The Australian Competition and Consumer Commission looks set to grant Virgin Atlantic and Virgin Australia authorisation to cooperate on routes.
The “draft determination” – which is proposed to initially last for a five-year period – could pave the way for passengers to take around-the-world trips on one Virgin-branded inventory.
The draft decision covers flights between Australia and the UK and Ireland, via Hong Kong, Los Angeles and “any other future mutual connecting points”.
Earlier this summer the ACCC granted the two carriers interim authorisation, which will remain in place until a final authorisation is announced.
In a statement the Commission said:
“Virgin Australia and Virgin Atlantic are separate businesses that do not operate overlapping services on any routes and are unlikely to do so in the future.
“They already have a codeshare arrangement, which allows each to market flights on planes flown by the other.
“Authorisation will allow the two airlines to coordinate on a wide range of matters, such as jointly managing prices, inventory, and marketing strategies, which are not currently permitted in their existing arm’s length commercial codeshare and loyalty arrangements.”
The ACCC’s Commissoner Stephen Ridgeway said that “In authorising this cooperation, we expect to see improvements to the carriers’ schedules and services to passengers”.
Virgin Australia is owned by a holding company whose stakeholders include Etihad Airways, Nanshan Group, Singapore Airlines, HNA Group and Virgin Group.
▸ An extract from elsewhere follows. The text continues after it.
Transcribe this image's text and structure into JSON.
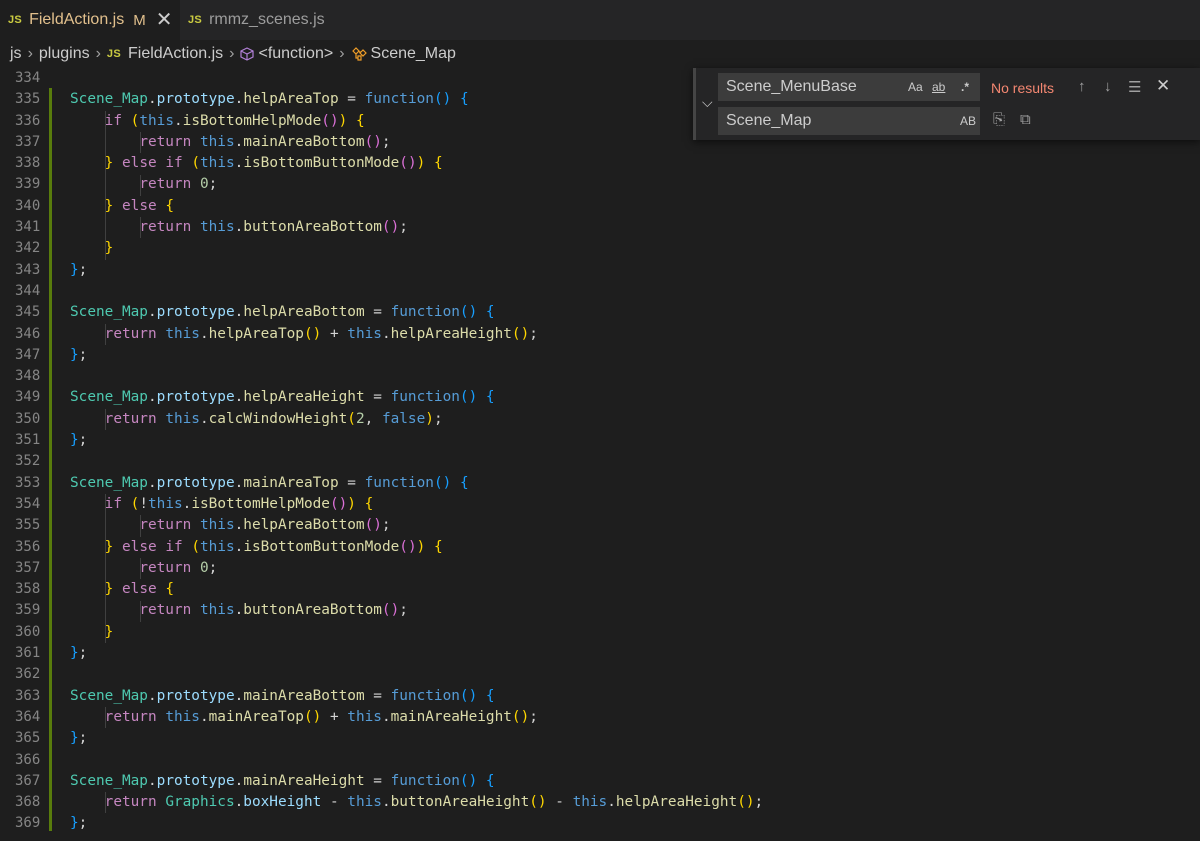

Earlier this year the European Commission approved a deal for Air France KLM to acquire 31 per cent of Virgin Atlantic from the Virgin Group, leaving Richard Branson with a 20 per cent share in the carrier. Delta retains a 49 per cent stake in the airline.